Rivada plans to launch 600 satellites that will circle the earth at an altitude of 1,050km, delivering a faster connection than traditional geostationary satellites that move with the planet’s rotation at a fixed position around 36,000km above the ground.
If Ganley pulls off the project, it could launch Rivada into the elite league of LEO satellite players. Space is getting increasingly crowded: the Satellite Industry Association projects that the number of satellites in orbit could swell to 100,000 by 2030.
Survival in this fiercely competitive industry will rely in part on being able to deliver the fastest and most reliable internet connection. Rivada’s competitive edge on that front is its control of the Liechtenstein satellite licences, which have higher priority spectrum rights than the Norwegian licence owned by SpaceX.
If Rivada deploys its constellation, then SpaceX’s Starlink satellites will have to give network priority to their Rivada counterparts when they cross paths. SpaceX did not respond to a request for comment.
But success is far from certain. One industry insider says it would be a “major challenge to pull off a project of this scale with little time” and that Rivada has a lot of work to catch up on. According to ITU rules the constellation must be deployed within 14 years, otherwise the Liechtenstein licences will be revoked. The clock is ticking on Rivada, who arrived at the project with less than half of that timeline left.
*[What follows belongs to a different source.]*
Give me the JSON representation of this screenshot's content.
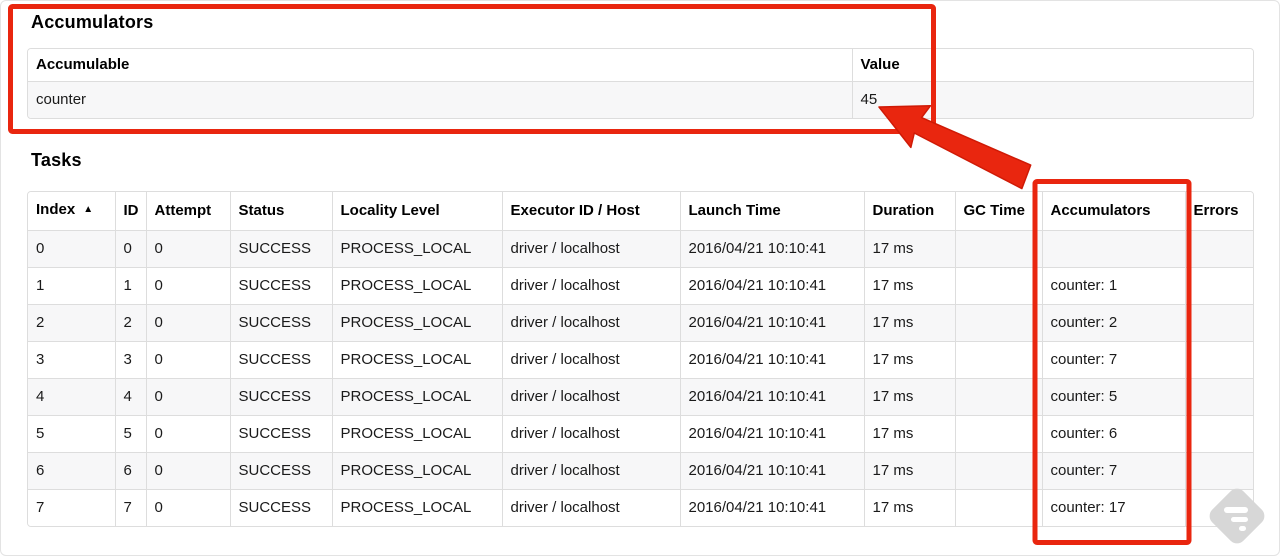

Ganley is upbeat about the prospects of his “very strong team” completing the project. The Ofcom regulator, the authority with the ultimate power to assign and revoke satellite licences from companies, has greenlighted Rivada’s access to the licences.
Yet the fight over them continues. Having been kicked off the board in the Microsoft Teams call back in February, the Chinese investor Zhou has initiated legal proceedings against his former European partners, whom he accuses of thwarting the project and replacing him as an investor, violating Chinese shareholder rights.
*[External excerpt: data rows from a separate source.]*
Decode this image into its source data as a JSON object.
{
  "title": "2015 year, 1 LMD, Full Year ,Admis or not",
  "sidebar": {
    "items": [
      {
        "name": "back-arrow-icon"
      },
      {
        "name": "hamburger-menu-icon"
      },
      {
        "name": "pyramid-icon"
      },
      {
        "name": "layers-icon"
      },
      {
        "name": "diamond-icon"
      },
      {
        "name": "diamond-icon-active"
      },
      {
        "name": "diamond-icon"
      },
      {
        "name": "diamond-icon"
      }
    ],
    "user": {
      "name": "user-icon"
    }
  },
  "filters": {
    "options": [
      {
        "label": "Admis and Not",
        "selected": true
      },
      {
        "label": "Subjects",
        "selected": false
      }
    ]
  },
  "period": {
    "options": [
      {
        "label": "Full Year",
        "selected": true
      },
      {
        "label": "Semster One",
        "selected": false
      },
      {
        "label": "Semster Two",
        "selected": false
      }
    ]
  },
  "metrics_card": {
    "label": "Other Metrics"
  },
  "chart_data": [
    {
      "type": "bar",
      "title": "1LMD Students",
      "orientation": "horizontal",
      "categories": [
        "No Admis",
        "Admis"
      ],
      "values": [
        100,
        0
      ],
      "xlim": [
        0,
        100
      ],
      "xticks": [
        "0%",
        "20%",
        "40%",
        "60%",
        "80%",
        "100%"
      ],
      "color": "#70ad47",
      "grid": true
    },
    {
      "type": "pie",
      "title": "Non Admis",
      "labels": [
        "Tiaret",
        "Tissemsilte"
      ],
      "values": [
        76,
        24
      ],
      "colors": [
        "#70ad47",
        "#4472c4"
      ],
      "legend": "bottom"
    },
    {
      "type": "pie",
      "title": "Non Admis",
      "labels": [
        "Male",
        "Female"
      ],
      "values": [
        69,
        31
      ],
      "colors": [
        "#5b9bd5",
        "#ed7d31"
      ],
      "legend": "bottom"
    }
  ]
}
He has also filed suit in Washington against Rivada for intentionally interfering with contractual relations. With a “project of this scale and complexity, that has so many uncertainties and variables, the last thing you want is to have a legal defect,” Zhou says. Ganley defends his company’s actions, saying it “took extensive legal advice on the procedure that we exercised to the letter”.
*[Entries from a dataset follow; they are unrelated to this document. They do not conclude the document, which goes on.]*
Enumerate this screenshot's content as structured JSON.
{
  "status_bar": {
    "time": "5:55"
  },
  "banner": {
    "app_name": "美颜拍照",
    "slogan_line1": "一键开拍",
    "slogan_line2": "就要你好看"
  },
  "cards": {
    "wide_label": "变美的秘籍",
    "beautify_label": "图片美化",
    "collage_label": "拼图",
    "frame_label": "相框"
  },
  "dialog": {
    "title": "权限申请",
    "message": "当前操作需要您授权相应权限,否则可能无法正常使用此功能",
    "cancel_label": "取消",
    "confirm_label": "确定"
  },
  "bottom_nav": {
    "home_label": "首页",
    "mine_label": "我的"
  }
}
The fact that the permits are now in the hands of a company whose parent company’s board is stacked with retired top brass from the US and UK military and a former chair of the joint chiefs of staff underscores the national security implications of the rapidly proliferating number of small satellites. Experts in both countries have warned of the difficulty to track the activities of commercial satellite constellations.
“No one has the capability to track and monitor thousands of small satellites,” Eftimiades, the former CIA official, says. He explained that governments are meant to give the ITU detailed technical specifications but added that “nobody feels overly compelled to do so, especially if they want to hide something”.
The rush to deploy LEO satellites has sparked safety concerns beyond the potential military applications of ultrafast internet. Experts are growing increasingly wary of the risk of collisions, with the spawning number of satellites and mounting amounts of space debris.
But if the collapse of the Kleo Connect joint venture illustrates anything, it’s that the trust and co-operation needed for rival countries to navigate the space economy are still in short supply back on earth. The wider implications should trouble us all, says one space industry insider. “I worry nothing will change until there is an accident in space. In the present geopolitical environment, I can’t see an immediate solution either.”
Additional reporting by Alexander Vladkov in Frankfurt and Ryan McMorrow and Emma Zhou in Beijing